Aim of the task:
Reproduce the following data exactly, minus any images.

Data under study:
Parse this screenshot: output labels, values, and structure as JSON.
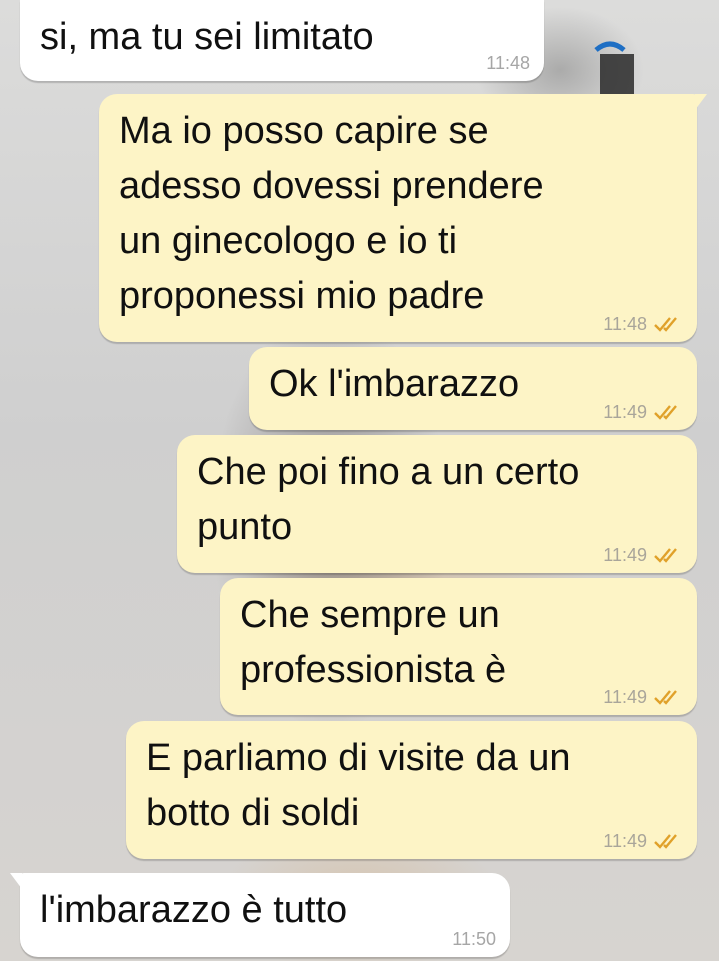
{
  "colors": {
    "incoming_bubble": "#ffffff",
    "outgoing_bubble": "#fdf4c6",
    "timestamp": "#a9a59a",
    "read_ticks": "#e0a12a"
  },
  "messages": [
    {
      "direction": "in",
      "text": "si, ma tu sei limitato",
      "time": "11:48",
      "status": ""
    },
    {
      "direction": "out",
      "text": "Ma io posso capire se\nadesso dovessi prendere\nun ginecologo e io ti\nproponessi mio padre",
      "time": "11:48",
      "status": "read-ticks-icon"
    },
    {
      "direction": "out",
      "text": "Ok l'imbarazzo",
      "time": "11:49",
      "status": "read-ticks-icon"
    },
    {
      "direction": "out",
      "text": "Che poi fino a un certo\npunto",
      "time": "11:49",
      "status": "read-ticks-icon"
    },
    {
      "direction": "out",
      "text": "Che sempre un\nprofessionista è",
      "time": "11:49",
      "status": "read-ticks-icon"
    },
    {
      "direction": "out",
      "text": "E parliamo di visite da un\nbotto di soldi",
      "time": "11:49",
      "status": "read-ticks-icon"
    },
    {
      "direction": "in",
      "text": "l'imbarazzo è tutto",
      "time": "11:50",
      "status": ""
    }
  ]
}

Problem solution:
Parse this screenshot: output labels, values, and structure as JSON.
{
  "colors": {
    "incoming_bubble": "#ffffff",
    "outgoing_bubble": "#fdf4c6",
    "timestamp": "#a9a59a",
    "read_ticks": "#e0a12a"
  },
  "messages": [
    {
      "direction": "in",
      "text": "si, ma tu sei limitato",
      "time": "11:48",
      "status": ""
    },
    {
      "direction": "out",
      "text": "Ma io posso capire se\nadesso dovessi prendere\nun ginecologo e io ti\nproponessi mio padre",
      "time": "11:48",
      "status": "read-ticks-icon"
    },
    {
      "direction": "out",
      "text": "Ok l'imbarazzo",
      "time": "11:49",
      "status": "read-ticks-icon"
    },
    {
      "direction": "out",
      "text": "Che poi fino a un certo\npunto",
      "time": "11:49",
      "status": "read-ticks-icon"
    },
    {
      "direction": "out",
      "text": "Che sempre un\nprofessionista è",
      "time": "11:49",
      "status": "read-ticks-icon"
    },
    {
      "direction": "out",
      "text": "E parliamo di visite da un\nbotto di soldi",
      "time": "11:49",
      "status": "read-ticks-icon"
    },
    {
      "direction": "in",
      "text": "l'imbarazzo è tutto",
      "time": "11:50",
      "status": ""
    }
  ]
}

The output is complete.